The Hancock-Henderson Quill, Inc.

The Wisdom Of Barnyard Bruke: "history repeats itself!"

Greetings to everyone in western Illinois. Here we are in the month of March already.

It has come in like a lamb and we'll wait to see how it goes out. The old say'n would have you believe, it'll go out like a lion.

I remember over 70 years ago the first weeks of March have'n been very mild weather with the soil dry'n out suitable for field work.

Those were back in the days when farmers sowed oats for feed and as a cover crop for alfalfa.

Around our parts, that was usually accomplished in the later part of March.

Well, here it was the first part of March and the cornstalk ground was ready for disc'n.

So, dad went ahead and worked up the stalks. Then he got out the oats seeder and put it on the wagon and installed the gear on the wagon wheel to drive the chain which drove the oats seeder.

He took the last years oats out of the bin and fanned them to clean them up, gett'n the chaff and light seed out.

By now he was ready to get a jump on the job of sown oats even though the calendar said it was too early compared to normal practice.

The oats went in well along with a good mixture of alfalfa and grass seed.

There was enough moisture in the soil and days were warm enough to germinate the seed and get the plants out of the ground in good manner.

Everything looked "hunky doory".

Comes the last part of March and then it hit with unforgive'n vengeance.

First rain, followed by ice, along with bitter cold winds, and finally snow.

It wasn't a pretty picture for the young seedl'ins of oats and alfalfa seed. The whole field was a loss.

Dad was plenty disappointed. Money was tight in those days and a bunch of it was lost due to the weather on that oat crop.

Dad promptly went out to the barn and diligently carved on the main entrance door in deep letters so he would never forget: "Never Ever Again Seed Oats in the Early Part of March-No Matter the Weather!

In Like a Lamb, Out Like A Lion!"

It was a reminder to all future generations to "be patient" and "not jump the gun" when farm'n.

I expect many of you'ns is gett'n along well calve'n with the fair weather and all.

It shore is nice see'n those young calves romp'n around in the sunshine.

The last few nights the coyotes have shore nough been yapp'n at the stars.

When the night is calm it stirs up the farm dogs for miles around. I reckon given half a chance they'd like to have some veal for midnight supper.

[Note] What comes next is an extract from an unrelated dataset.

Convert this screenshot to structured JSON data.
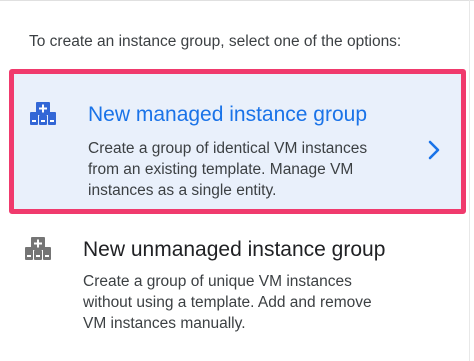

The long cold snow spell has make them a wee bit hungry.

I wonder if'n you heard about my Swede and Irish neighbors who were watch'n the 6 o'clock news one even'n.

The Irishman bets the Swede $50.00 that the man in the lead story threat'n suicide by jump'n from a 40 story build'n, will jump.

"I'll take that bet" the Swede quickly replied.

A few minutes later, the newscaster breaks into the on'going news to report that the man had indeed, jumped from the building.

The Irishman, feel'n rather guilty for have'n beat the Swede on such an incident, turns to the Swede and tells him he does not have to pay the $50.00.

"No, a bet's a bet", retorts the Swede. "I owe you the $50.00 and I'm a gonna pay it".

The Irishman, feel'n more guilty than before replies, " No, you see you don't understand, I saw the 5:30 edition, so I knowed how it was a going to turn out".

"That's okay", the Swede replies, "I saw it earlier also, but I was will'n to bet he wouldn't do it again".

Well I'm a hope'n the evening news don't run that story any more fer if'n it does, its liable to break that Swede.

Keep on Smile'n

Catch ya later

Barnyard Bruke